Work item: All the data below should be printed again without a single difference.

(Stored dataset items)
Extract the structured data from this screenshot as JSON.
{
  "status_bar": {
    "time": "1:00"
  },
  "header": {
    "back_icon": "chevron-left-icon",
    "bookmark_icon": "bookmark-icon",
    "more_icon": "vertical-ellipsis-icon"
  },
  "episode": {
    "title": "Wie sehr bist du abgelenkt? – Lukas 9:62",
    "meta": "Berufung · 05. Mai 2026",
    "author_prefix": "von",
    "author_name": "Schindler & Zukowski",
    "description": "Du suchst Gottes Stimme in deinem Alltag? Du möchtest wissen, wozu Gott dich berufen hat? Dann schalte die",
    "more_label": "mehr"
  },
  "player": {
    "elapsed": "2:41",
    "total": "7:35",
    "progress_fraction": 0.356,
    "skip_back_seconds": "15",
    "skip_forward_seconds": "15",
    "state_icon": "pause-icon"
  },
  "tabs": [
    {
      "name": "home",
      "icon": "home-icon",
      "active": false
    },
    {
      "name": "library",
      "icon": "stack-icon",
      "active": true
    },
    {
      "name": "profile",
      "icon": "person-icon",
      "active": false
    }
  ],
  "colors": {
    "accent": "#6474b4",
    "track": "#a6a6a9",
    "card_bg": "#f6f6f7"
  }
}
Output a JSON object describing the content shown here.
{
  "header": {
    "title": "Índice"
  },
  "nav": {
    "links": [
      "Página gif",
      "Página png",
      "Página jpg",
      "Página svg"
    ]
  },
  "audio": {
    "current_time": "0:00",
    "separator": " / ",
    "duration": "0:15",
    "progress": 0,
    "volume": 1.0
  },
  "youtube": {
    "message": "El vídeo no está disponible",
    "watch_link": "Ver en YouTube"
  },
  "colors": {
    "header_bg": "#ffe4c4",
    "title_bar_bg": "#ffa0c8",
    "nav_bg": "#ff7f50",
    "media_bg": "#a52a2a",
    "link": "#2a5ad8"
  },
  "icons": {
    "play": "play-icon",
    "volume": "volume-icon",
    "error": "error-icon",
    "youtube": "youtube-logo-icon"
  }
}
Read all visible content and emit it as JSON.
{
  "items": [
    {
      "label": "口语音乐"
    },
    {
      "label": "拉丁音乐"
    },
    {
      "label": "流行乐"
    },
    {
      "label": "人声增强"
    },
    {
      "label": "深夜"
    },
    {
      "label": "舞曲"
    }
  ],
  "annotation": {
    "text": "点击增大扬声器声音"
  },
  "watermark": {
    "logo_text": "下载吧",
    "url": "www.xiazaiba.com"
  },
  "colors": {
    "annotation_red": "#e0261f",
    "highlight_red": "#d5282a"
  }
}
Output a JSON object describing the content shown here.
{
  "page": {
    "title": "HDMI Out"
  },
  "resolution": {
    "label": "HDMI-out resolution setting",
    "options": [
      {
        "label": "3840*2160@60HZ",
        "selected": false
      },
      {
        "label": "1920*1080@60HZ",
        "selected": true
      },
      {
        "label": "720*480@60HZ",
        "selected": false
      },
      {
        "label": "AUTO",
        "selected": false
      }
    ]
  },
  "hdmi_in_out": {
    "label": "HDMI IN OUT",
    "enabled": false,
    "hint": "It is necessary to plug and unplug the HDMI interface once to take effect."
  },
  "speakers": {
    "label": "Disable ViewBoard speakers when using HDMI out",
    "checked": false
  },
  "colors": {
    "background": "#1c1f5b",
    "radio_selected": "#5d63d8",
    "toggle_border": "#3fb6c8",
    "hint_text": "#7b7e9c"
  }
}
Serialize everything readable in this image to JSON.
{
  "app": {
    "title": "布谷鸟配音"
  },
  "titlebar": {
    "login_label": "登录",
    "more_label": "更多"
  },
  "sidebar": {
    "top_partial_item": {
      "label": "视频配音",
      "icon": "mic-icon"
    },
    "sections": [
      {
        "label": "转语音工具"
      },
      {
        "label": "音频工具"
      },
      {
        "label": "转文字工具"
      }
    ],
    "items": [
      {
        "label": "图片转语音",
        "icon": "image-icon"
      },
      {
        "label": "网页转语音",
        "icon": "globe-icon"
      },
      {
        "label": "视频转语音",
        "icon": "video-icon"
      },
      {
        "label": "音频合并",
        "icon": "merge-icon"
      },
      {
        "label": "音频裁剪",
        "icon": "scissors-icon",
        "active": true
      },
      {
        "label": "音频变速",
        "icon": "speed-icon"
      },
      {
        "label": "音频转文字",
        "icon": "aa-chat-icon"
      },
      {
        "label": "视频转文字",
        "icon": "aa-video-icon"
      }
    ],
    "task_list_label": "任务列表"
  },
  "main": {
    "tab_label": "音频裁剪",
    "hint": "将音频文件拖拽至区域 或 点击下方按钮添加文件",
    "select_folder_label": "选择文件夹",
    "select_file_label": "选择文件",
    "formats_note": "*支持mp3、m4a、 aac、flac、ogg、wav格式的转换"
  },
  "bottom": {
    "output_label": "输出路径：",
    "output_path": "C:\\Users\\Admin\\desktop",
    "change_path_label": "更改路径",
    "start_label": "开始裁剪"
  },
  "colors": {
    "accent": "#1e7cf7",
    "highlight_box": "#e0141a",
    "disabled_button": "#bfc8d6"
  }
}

Your solution:
Extract the structured data from this screenshot as JSON.
{
  "status_bar": {
    "time": "1:00"
  },
  "header": {
    "back_icon": "chevron-left-icon",
    "bookmark_icon": "bookmark-icon",
    "more_icon": "vertical-ellipsis-icon"
  },
  "episode": {
    "title": "Wie sehr bist du abgelenkt? – Lukas 9:62",
    "meta": "Berufung · 05. Mai 2026",
    "author_prefix": "von",
    "author_name": "Schindler & Zukowski",
    "description": "Du suchst Gottes Stimme in deinem Alltag? Du möchtest wissen, wozu Gott dich berufen hat? Dann schalte die",
    "more_label": "mehr"
  },
  "player": {
    "elapsed": "2:41",
    "total": "7:35",
    "progress_fraction": 0.356,
    "skip_back_seconds": "15",
    "skip_forward_seconds": "15",
    "state_icon": "pause-icon"
  },
  "tabs": [
    {
      "name": "home",
      "icon": "home-icon",
      "active": false
    },
    {
      "name": "library",
      "icon": "stack-icon",
      "active": true
    },
    {
      "name": "profile",
      "icon": "person-icon",
      "active": false
    }
  ],
  "colors": {
    "accent": "#6474b4",
    "track": "#a6a6a9",
    "card_bg": "#f6f6f7"
  }
}
Output a JSON object describing the content shown here.
{
  "header": {
    "title": "Índice"
  },
  "nav": {
    "links": [
      "Página gif",
      "Página png",
      "Página jpg",
      "Página svg"
    ]
  },
  "audio": {
    "current_time": "0:00",
    "separator": " / ",
    "duration": "0:15",
    "progress": 0,
    "volume": 1.0
  },
  "youtube": {
    "message": "El vídeo no está disponible",
    "watch_link": "Ver en YouTube"
  },
  "colors": {
    "header_bg": "#ffe4c4",
    "title_bar_bg": "#ffa0c8",
    "nav_bg": "#ff7f50",
    "media_bg": "#a52a2a",
    "link": "#2a5ad8"
  },
  "icons": {
    "play": "play-icon",
    "volume": "volume-icon",
    "error": "error-icon",
    "youtube": "youtube-logo-icon"
  }
}
Read all visible content and emit it as JSON.
{
  "items": [
    {
      "label": "口语音乐"
    },
    {
      "label": "拉丁音乐"
    },
    {
      "label": "流行乐"
    },
    {
      "label": "人声增强"
    },
    {
      "label": "深夜"
    },
    {
      "label": "舞曲"
    }
  ],
  "annotation": {
    "text": "点击增大扬声器声音"
  },
  "watermark": {
    "logo_text": "下载吧",
    "url": "www.xiazaiba.com"
  },
  "colors": {
    "annotation_red": "#e0261f",
    "highlight_red": "#d5282a"
  }
}
Output a JSON object describing the content shown here.
{
  "page": {
    "title": "HDMI Out"
  },
  "resolution": {
    "label": "HDMI-out resolution setting",
    "options": [
      {
        "label": "3840*2160@60HZ",
        "selected": false
      },
      {
        "label": "1920*1080@60HZ",
        "selected": true
      },
      {
        "label": "720*480@60HZ",
        "selected": false
      },
      {
        "label": "AUTO",
        "selected": false
      }
    ]
  },
  "hdmi_in_out": {
    "label": "HDMI IN OUT",
    "enabled": false,
    "hint": "It is necessary to plug and unplug the HDMI interface once to take effect."
  },
  "speakers": {
    "label": "Disable ViewBoard speakers when using HDMI out",
    "checked": false
  },
  "colors": {
    "background": "#1c1f5b",
    "radio_selected": "#5d63d8",
    "toggle_border": "#3fb6c8",
    "hint_text": "#7b7e9c"
  }
}
Serialize everything readable in this image to JSON.
{
  "app": {
    "title": "布谷鸟配音"
  },
  "titlebar": {
    "login_label": "登录",
    "more_label": "更多"
  },
  "sidebar": {
    "top_partial_item": {
      "label": "视频配音",
      "icon": "mic-icon"
    },
    "sections": [
      {
        "label": "转语音工具"
      },
      {
        "label": "音频工具"
      },
      {
        "label": "转文字工具"
      }
    ],
    "items": [
      {
        "label": "图片转语音",
        "icon": "image-icon"
      },
      {
        "label": "网页转语音",
        "icon": "globe-icon"
      },
      {
        "label": "视频转语音",
        "icon": "video-icon"
      },
      {
        "label": "音频合并",
        "icon": "merge-icon"
      },
      {
        "label": "音频裁剪",
        "icon": "scissors-icon",
        "active": true
      },
      {
        "label": "音频变速",
        "icon": "speed-icon"
      },
      {
        "label": "音频转文字",
        "icon": "aa-chat-icon"
      },
      {
        "label": "视频转文字",
        "icon": "aa-video-icon"
      }
    ],
    "task_list_label": "任务列表"
  },
  "main": {
    "tab_label": "音频裁剪",
    "hint": "将音频文件拖拽至区域 或 点击下方按钮添加文件",
    "select_folder_label": "选择文件夹",
    "select_file_label": "选择文件",
    "formats_note": "*支持mp3、m4a、 aac、flac、ogg、wav格式的转换"
  },
  "bottom": {
    "output_label": "输出路径：",
    "output_path": "C:\\Users\\Admin\\desktop",
    "change_path_label": "更改路径",
    "start_label": "开始裁剪"
  },
  "colors": {
    "accent": "#1e7cf7",
    "highlight_box": "#e0141a",
    "disabled_button": "#bfc8d6"
  }
}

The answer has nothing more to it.